### PROBLEM DESCRIPTION
The records follow. Filter them to the lines that hold "data".
Top of LISTED ENTRIES
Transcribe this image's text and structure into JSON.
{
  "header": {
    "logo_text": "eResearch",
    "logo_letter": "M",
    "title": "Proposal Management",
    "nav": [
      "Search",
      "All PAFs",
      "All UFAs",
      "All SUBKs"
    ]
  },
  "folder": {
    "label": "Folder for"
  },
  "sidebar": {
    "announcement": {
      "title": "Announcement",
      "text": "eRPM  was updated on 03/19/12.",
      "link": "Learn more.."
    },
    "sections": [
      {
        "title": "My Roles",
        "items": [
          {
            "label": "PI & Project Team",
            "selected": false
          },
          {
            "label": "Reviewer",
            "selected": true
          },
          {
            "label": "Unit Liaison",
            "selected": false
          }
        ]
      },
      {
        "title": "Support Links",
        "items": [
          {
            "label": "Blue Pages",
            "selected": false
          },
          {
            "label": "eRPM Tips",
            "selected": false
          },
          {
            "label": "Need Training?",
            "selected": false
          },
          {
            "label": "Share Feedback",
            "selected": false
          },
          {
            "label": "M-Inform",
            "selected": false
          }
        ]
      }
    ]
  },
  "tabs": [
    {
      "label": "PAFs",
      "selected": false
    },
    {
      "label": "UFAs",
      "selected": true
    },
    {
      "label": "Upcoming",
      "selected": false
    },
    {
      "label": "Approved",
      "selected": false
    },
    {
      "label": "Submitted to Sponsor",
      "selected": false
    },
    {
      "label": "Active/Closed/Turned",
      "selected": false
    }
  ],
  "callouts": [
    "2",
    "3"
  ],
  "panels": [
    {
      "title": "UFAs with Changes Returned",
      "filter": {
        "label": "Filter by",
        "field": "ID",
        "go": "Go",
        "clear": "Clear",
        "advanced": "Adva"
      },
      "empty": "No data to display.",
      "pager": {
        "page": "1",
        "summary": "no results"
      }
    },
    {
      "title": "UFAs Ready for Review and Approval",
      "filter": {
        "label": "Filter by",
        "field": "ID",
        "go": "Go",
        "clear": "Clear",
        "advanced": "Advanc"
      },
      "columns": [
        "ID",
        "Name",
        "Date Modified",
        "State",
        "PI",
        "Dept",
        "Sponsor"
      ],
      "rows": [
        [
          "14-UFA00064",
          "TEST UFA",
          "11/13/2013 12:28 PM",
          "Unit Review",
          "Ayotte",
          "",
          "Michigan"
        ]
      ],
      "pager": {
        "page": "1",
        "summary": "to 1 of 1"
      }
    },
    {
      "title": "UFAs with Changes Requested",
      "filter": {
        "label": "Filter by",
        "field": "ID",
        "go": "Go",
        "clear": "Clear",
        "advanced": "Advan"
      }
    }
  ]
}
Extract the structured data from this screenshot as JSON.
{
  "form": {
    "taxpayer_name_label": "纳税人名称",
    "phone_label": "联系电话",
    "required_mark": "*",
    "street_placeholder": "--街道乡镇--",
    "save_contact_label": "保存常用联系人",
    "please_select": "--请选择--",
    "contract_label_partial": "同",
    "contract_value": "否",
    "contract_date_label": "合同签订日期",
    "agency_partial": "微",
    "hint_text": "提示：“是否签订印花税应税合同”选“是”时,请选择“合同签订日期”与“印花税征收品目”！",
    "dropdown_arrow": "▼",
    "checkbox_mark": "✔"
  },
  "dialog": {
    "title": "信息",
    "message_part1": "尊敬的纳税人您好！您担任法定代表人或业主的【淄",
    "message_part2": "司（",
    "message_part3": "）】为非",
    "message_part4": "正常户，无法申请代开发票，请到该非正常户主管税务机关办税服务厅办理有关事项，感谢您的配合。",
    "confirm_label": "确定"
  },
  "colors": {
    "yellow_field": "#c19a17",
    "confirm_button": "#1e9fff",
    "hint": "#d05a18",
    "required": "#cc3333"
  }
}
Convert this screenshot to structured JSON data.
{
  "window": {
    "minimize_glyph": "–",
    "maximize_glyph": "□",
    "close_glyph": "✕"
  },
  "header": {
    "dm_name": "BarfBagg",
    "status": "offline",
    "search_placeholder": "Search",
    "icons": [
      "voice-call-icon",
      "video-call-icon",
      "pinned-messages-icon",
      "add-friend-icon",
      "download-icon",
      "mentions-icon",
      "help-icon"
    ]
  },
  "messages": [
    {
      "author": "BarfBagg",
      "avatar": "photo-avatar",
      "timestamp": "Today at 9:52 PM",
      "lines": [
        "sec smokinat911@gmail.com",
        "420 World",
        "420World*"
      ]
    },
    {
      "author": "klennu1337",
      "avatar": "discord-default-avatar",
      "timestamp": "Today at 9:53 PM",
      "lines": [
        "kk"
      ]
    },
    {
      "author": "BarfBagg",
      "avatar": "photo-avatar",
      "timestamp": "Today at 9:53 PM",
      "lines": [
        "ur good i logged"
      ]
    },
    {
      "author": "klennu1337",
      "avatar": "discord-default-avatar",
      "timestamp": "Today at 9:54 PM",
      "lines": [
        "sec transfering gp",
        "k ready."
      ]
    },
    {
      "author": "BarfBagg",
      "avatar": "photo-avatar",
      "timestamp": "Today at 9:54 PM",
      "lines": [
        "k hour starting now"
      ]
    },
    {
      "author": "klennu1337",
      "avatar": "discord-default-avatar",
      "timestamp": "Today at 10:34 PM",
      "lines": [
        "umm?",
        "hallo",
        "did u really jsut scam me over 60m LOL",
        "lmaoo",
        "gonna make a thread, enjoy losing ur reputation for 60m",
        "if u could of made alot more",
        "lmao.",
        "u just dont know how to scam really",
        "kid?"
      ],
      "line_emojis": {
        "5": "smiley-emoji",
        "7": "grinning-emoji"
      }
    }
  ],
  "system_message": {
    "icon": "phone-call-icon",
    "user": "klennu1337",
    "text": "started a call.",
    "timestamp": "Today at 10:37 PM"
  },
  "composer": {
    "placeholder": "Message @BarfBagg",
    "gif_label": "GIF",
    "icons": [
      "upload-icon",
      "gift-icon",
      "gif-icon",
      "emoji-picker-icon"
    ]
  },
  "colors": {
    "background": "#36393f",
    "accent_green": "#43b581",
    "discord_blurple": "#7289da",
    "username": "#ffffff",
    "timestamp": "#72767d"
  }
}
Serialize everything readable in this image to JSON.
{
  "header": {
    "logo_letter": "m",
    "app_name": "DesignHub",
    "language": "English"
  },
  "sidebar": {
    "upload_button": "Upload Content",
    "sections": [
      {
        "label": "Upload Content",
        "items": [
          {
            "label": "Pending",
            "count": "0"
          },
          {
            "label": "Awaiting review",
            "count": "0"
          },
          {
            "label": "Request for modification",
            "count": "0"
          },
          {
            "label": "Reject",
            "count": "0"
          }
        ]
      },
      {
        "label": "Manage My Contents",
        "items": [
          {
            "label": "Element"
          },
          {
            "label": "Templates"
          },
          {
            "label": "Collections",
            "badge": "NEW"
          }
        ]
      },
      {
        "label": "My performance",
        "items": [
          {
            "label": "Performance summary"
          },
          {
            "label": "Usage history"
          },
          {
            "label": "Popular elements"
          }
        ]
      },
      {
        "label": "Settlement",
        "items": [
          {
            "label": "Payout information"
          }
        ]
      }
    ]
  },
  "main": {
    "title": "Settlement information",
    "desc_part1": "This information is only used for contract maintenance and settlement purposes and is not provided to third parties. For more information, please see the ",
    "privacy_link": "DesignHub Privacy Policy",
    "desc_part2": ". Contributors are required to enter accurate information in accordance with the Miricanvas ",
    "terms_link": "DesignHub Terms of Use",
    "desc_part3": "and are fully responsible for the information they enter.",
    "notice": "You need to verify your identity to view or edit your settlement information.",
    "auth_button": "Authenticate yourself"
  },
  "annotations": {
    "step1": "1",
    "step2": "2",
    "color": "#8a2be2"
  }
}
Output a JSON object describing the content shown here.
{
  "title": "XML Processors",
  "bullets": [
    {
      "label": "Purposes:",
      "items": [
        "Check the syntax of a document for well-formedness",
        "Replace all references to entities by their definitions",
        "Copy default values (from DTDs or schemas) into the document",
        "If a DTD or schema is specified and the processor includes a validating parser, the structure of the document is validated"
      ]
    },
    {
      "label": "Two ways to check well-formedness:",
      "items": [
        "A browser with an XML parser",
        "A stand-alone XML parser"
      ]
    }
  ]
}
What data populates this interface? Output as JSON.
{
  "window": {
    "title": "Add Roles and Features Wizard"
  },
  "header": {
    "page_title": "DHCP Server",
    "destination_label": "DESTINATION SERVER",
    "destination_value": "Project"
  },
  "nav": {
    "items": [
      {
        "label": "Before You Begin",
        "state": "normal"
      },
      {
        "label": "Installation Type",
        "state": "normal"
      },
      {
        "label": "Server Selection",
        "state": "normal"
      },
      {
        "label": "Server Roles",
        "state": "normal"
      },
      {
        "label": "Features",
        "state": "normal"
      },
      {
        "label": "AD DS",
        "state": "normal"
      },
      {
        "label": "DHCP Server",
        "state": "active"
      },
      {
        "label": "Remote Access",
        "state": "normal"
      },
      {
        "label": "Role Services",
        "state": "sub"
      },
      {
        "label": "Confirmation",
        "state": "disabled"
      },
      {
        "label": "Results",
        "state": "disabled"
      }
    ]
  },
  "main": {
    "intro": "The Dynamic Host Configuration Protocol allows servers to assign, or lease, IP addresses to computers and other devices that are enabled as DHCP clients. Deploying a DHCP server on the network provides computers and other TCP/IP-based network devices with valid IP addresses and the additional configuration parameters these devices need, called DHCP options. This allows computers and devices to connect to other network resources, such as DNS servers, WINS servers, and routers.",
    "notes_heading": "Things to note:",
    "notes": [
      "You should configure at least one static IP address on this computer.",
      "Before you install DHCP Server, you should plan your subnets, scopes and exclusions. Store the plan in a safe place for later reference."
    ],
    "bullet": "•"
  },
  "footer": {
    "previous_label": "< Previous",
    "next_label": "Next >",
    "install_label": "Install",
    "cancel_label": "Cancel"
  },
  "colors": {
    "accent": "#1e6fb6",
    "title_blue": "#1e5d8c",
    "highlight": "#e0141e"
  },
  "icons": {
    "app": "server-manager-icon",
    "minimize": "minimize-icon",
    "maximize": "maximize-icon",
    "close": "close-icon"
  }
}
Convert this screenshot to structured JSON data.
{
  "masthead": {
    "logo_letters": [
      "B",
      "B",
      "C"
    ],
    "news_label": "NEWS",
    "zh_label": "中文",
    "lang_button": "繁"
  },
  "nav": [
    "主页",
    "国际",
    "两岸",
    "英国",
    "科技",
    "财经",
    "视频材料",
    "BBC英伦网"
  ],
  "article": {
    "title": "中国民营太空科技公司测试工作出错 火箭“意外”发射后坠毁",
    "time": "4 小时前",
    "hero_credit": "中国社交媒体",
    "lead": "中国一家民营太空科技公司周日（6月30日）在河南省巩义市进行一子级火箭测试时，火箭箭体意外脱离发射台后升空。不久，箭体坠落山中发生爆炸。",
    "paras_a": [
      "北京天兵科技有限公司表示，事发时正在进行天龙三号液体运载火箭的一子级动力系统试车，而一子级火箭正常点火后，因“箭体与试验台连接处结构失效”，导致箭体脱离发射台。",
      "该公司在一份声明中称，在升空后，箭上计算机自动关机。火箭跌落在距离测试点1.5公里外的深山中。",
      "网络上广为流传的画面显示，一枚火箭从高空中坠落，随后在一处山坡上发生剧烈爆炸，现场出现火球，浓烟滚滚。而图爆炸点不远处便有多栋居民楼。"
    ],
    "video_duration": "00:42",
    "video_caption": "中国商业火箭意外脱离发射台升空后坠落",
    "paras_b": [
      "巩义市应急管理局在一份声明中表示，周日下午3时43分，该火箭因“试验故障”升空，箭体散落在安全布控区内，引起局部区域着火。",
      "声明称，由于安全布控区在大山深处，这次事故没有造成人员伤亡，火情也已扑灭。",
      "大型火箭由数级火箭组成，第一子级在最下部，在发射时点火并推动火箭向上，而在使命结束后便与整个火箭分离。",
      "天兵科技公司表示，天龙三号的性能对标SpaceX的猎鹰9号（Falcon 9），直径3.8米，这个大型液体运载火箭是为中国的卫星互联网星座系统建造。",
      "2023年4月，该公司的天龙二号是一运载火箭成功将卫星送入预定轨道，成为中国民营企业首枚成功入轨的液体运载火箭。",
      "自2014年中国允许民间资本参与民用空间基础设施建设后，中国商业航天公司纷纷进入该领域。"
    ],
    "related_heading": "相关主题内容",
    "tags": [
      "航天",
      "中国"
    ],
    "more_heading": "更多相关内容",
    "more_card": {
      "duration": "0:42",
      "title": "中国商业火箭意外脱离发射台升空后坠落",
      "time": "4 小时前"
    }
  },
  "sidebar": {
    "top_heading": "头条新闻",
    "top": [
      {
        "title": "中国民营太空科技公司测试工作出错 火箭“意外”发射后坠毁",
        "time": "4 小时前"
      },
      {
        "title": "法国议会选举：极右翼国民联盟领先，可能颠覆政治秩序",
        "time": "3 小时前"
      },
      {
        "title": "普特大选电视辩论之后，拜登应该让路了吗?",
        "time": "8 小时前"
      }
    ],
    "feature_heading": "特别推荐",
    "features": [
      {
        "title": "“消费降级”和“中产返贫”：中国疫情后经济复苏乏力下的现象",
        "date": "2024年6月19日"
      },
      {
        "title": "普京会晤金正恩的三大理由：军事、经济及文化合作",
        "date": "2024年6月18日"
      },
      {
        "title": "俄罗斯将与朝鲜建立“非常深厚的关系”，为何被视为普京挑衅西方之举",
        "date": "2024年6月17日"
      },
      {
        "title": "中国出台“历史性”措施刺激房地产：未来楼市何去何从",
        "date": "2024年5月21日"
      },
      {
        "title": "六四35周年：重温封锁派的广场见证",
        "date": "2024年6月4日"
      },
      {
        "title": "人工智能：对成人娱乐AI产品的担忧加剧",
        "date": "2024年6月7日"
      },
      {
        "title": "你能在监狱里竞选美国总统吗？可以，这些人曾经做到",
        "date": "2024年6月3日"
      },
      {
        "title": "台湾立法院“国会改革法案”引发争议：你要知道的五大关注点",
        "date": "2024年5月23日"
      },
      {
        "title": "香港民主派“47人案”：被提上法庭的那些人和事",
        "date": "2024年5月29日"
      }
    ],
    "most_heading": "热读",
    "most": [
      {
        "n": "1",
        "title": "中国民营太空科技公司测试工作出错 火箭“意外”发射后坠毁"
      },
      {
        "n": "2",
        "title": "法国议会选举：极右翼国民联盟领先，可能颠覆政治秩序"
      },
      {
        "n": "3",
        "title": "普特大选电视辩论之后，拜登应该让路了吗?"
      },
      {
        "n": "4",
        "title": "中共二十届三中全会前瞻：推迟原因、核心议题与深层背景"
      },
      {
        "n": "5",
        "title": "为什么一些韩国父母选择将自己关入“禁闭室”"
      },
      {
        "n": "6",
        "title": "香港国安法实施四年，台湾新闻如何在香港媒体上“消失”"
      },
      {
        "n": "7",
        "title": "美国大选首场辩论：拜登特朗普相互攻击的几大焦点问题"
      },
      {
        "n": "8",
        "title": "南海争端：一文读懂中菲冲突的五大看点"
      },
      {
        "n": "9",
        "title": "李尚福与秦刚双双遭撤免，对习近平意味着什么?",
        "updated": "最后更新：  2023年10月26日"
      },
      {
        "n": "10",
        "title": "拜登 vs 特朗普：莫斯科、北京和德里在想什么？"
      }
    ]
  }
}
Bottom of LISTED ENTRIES
### WRITTEN ANSWER
      "empty": "No data to display.",
Extract the structured data from this screenshot as JSON.
Convert this screenshot to structured JSON data.
What data populates this interface? Output as JSON.
Convert this screenshot to structured JSON data.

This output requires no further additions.